There’s never been a better time to give Linux a try in addition to the lack of viruses and spying in the Linux world
Wait, don’t slam on that back button! I’m not one of those rabid “Year of the Linux desktop” types. Windows works just fine for hundreds of millions of people, and—sorry, Linux lovers—there’s little to suggest Linux usage will ever be more than a rounding error compared to Microsoft’s behemoth.
That said, there are some pretty compelling reasons you might want to consider switching to Linux on your computer, or at least give it a hassle-free trial run.
1. Windows 10’s taking away your choices
Bear with me. This may seem off-topic, but it’s the crux of the issue for a lot of people. Linux’s most alluring feature for many won’t be anything that Linux actually does, but what it doesn’t do. And it’s all due to Microsoft’s folly.
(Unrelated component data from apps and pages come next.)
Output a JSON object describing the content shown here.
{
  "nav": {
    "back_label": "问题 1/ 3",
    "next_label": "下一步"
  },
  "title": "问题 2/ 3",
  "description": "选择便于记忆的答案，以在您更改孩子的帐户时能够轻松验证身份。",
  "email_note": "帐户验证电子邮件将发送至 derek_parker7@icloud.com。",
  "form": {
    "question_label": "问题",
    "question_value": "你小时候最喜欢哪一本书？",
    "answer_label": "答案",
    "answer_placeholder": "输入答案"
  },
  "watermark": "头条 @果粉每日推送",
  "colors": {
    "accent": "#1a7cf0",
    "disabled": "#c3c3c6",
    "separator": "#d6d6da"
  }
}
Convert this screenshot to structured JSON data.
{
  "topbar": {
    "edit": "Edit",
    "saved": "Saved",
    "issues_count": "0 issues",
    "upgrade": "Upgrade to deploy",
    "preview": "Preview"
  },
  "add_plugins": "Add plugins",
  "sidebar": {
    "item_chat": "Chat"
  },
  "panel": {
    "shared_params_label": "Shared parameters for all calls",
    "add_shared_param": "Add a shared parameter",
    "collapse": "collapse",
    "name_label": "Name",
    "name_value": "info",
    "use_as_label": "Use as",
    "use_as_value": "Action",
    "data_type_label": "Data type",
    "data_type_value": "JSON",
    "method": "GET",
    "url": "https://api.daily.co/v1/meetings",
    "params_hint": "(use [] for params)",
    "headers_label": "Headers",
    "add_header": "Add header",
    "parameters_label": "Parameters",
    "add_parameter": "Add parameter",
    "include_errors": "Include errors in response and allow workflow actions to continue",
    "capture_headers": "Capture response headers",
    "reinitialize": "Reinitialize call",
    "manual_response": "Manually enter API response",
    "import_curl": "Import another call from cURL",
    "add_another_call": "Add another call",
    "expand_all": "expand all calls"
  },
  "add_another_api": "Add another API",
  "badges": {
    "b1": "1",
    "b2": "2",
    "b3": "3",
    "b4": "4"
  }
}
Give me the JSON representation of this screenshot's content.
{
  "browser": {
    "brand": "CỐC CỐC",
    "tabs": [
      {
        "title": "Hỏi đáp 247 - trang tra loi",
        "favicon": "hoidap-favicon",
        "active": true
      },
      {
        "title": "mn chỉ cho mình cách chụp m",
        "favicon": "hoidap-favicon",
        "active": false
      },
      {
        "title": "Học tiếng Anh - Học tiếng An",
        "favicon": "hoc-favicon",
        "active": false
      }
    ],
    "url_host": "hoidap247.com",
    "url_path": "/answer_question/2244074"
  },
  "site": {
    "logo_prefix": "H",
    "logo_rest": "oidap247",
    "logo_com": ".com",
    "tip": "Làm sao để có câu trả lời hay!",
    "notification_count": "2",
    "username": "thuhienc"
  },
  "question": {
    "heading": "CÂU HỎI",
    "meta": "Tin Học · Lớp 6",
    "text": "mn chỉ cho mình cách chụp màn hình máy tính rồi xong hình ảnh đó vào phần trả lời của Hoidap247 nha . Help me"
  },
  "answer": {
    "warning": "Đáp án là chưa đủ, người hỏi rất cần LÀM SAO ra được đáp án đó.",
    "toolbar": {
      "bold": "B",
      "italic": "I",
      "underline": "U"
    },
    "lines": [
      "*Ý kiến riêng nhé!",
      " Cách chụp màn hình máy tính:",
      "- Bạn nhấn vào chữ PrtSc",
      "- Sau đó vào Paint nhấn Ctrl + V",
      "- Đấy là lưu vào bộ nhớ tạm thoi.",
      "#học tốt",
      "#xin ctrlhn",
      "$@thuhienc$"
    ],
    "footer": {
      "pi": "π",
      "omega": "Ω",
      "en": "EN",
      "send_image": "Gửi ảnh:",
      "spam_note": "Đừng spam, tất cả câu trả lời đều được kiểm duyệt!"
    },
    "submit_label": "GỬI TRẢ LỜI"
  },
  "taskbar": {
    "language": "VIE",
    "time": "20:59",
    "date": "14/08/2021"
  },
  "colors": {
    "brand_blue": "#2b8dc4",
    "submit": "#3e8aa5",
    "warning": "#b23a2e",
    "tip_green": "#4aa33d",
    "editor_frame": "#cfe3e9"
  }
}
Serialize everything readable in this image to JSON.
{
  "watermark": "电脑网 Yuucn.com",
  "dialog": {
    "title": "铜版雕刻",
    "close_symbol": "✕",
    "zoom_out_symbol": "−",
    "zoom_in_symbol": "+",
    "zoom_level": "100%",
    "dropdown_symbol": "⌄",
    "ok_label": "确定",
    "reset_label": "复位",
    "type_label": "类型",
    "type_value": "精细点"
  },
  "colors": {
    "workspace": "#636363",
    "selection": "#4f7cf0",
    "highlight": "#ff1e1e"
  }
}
Windows 10 may be the best Windows ever (and I use it daily on my primary PC) but Microsoft’s pulled some tricks that range from questionable to downright gross in order to drive its adoption numbers higher, and to coax you into using the myriad Microsoft services and paid upgrades baked into the operating system.
On a Windows 8.1 PC. Mostly full screen pop-up. No clear “No thanks” button, just download Windows 10 now or later. pic.twitter.com/RRoaFMST9r
— Brad Chacos (@BradChacos) December 11, 2015
It began with endless pop-ups on Windows 7 and 8.1 PCs—pop-ups that started innocently enough before crossing the line into deceptive malware-like tactics. When that didn’t boost adoption numbers high enough, it morphed into nastier tricks and full-on forced upgrades that prompted some fearful owners to disable Windows updates completely rather than be pushed into Microsoft’s new operating system.
More recently, the Windows 10 Anniversary Update bundled some severe negatives in with its plentiful positives. The Cortana digital assistant, which pings Bing servers whenever you search your PC, is damned near impossible to disable completely now. And when I upgraded my primary PC to the Windows 10 AU, I discovered that all of the settings related to the many ways Windows 10 pushes ads at you were re-enabled, after I’d explicitly disabled them prior. None of my other system settings appear to have been touched. Yuck.
What’s more, Windows 10 changed the way it handles updates to more closely resemble mobile operating systems. You can’t pick and choose which patches to install, or even refuse updates on consumer operating systems. If Microsoft pushes a Windows 10 update, you will receive it eventually. The company also tweaked the way Windows 7 and 8 handle patching. Now, you can no longer choose which individual updates to install; you have to take the whole kit and caboodle.
By default, Windows 10 beams much more of your data back to Microsoft than previous Windows versions as well. Most of it can be disabled, but most people don’t dive that far into system settings.
Lots of people are still plenty happy with Windows 10, don’t get me wrong. But these moves are also ruffling the feathers of a lot of users. At the same time…
2. Linux is more polished than ever
Most major Linux distributions never abandoned the basic principles of the desktop. While Microsoft enraged the world with the Windows 8 disaster, popular Linux distros like Fedora and Linux Mint kept their heads down and spit-polished the traditional PC interface.
For people used to Windows XP and Windows 7, some Linux distros may be easier to wrap your head around than Windows 8 and 10—both of which have a learning curve, just like switching to Linux. Linux Mint’s “Start menu” bears much more similarity to the traditional Windows Start menus than Windows 10’s Live Tile-infused alternative, that’s for sure.
Better yet, Linux’s dark days of rampant incompatibility with PC hardware—especially networking and audio components—have largely been eradicated. Most Linux operating systems just plain work with a wide swathe of modern PCs and PC hardware, though you may need to perform a few extra steps to install Linux on a PC with Intel’s Secure Boot enabled. Better yet, you can test Linux distros on your PC before actually installing them, so you’ll know whether everything works. We’ll get into that a bit later though.
The key point, however, is that Linux is no longer a janky, broken mess useful only to dyed-in-the-wool geeks anymore. There are numerous polished, refined distros that anybody can pick up and use.
3. Open-source software is, too
The quality—or lack thereof—of open-